Inspiration for Happiness Is… came by chance, after Bernard picked up a copy of USA Today and ran across an article by Kevin Maney entitled "Money Can't Buy Happiness, But Happiness May Buy Money," Intrigued by the article's premise, Bernard drafted a series of sermons on what happiness is — and what it isn't.
Over fifty-two chapters, A. R. Bernard outlines what happiness is, how to find it, and how to keep it. Within each, Bernard's strategies and tips are supplemented with scripture, common sense and inspirational quotations from international leaders of various social, religious and political backgrounds. In addition, at the end of each chapter, blank writing space has been left for individual reflection. Fortunately, for the reader, the breadth of wisdom shared in Happiness Is… will touch the soul, no matter one's personal beliefs.
In the book's introduction, A. R. Bernard notes that "happiness isn't a commodity that can be purchased in a store; it's a byproduct of the way you choose to live and the things you choose to think." Genuine happiness, therefore, is a way of mind and a way of life. In Chapter 18, Bernard notes that "[t]he self-fulfilling prophesy is alive, well, and living at your house." How true, indeed!

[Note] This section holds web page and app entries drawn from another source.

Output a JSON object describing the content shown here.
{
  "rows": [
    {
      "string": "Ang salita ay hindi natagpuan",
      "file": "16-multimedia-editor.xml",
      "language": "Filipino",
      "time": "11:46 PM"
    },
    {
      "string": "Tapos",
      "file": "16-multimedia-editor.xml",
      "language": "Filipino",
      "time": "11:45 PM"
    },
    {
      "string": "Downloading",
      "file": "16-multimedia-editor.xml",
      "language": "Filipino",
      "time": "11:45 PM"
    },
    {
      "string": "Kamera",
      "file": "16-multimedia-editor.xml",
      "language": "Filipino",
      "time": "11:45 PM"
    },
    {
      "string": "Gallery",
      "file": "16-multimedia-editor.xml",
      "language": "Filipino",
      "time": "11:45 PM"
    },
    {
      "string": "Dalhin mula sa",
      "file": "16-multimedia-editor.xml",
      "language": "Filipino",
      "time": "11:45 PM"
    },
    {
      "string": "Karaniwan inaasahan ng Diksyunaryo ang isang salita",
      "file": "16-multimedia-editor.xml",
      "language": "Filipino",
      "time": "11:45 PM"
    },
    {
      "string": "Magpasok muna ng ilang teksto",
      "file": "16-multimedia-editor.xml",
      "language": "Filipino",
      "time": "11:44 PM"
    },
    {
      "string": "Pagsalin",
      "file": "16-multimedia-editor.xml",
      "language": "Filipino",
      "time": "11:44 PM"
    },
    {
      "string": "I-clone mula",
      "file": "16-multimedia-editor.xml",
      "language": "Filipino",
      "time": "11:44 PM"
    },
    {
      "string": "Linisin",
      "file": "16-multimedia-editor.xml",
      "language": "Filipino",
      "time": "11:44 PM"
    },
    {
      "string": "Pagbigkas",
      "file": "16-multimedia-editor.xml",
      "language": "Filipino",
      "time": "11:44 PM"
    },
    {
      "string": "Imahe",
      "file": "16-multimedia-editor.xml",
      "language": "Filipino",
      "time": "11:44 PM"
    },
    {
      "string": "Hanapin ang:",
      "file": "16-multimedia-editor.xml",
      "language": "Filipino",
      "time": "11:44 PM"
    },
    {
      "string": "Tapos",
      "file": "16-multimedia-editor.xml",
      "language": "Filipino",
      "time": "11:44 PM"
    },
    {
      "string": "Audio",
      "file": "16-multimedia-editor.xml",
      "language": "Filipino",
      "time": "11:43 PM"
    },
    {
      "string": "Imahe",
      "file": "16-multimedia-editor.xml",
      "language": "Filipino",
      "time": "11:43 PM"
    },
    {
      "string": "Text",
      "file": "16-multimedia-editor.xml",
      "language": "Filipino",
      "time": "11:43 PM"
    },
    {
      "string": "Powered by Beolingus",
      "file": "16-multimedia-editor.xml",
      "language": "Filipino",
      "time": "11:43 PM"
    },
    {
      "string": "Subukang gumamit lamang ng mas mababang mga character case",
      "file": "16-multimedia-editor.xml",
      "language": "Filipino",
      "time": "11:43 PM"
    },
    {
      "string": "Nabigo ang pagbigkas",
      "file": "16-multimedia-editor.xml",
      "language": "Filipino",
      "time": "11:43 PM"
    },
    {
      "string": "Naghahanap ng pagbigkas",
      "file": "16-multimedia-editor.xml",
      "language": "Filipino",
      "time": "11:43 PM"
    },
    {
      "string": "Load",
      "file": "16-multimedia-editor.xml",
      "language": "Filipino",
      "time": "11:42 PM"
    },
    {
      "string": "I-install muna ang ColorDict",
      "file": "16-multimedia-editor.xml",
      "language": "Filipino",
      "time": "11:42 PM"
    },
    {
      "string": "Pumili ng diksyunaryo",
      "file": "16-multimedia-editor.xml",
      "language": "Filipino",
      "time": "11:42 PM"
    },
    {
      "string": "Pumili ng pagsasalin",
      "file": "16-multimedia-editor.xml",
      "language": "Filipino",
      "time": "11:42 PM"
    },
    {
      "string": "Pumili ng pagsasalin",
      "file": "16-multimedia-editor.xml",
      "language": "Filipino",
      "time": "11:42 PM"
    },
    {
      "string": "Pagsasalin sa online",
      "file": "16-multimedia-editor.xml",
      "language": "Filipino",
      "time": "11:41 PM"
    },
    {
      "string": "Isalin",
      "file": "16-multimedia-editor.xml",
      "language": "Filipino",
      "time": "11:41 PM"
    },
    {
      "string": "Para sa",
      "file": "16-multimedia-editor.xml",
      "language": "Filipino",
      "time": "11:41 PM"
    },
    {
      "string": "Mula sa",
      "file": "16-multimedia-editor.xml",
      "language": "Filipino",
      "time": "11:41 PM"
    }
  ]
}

As it happens, negative thinking about oneself only lowers faith and belief in self. In consequence, a negative outlook about one's life only fosters low expectations about one's future. Hopeful thinking, as a result, is a valuable tool to improving one's life. A. R. Bernard's perception: "Thoughts are powerful things — your thoughts have the power to lift you up or to hold you down."
Joseph Addison once said that the "[t]hree grand essentials to happiness in this life are something to do, something to love, and something to hope for." Bernard expands on these areas in several chapters. My favorite, amongst the fifty-two gems, is Chapter 2: Happiness Is… Learning to Accept the Past.
To be certain, every life has a story. Some parts are shared freely, while others are hidden in the dark. A. R. Bernard tells us: "You'll never find lasting happiness unless you learn to make peace with the past. You'll never be contented until you learn how to look back upon your own experiences — both your victories and your disappointments — with a sense of acceptance and thanksgiving. In short, you must learn how to interpret your own personal history in a positive way."
It goes without saying that a person is the product of their life experiences. Consequently, their character, self-concept and outlook on life are the by-products of how they view those experiences. I am quite sure, like many others, that I, at times, have been my own worst enemy — conceding defeat, due to fear and self-doubt, without ever being beaten by an outside force. A. R. Bernard reminds us, however, that we "[shouldn't] let [our] future be held captive by [our] past."
Page after page, Happiness Is… shows us that the story of our lives is being written one day at a time. With God's grace, that story can (and will) be a masterpiece. In Chapter 31, concentration camp survivor Corrie Ten Boom makes the following observation: "Every experience God gives us, every person he brings into our lives, is the perfect preparation for the future that only he can see." By the book's end, Bernard assures the reader that these words apply to everyone.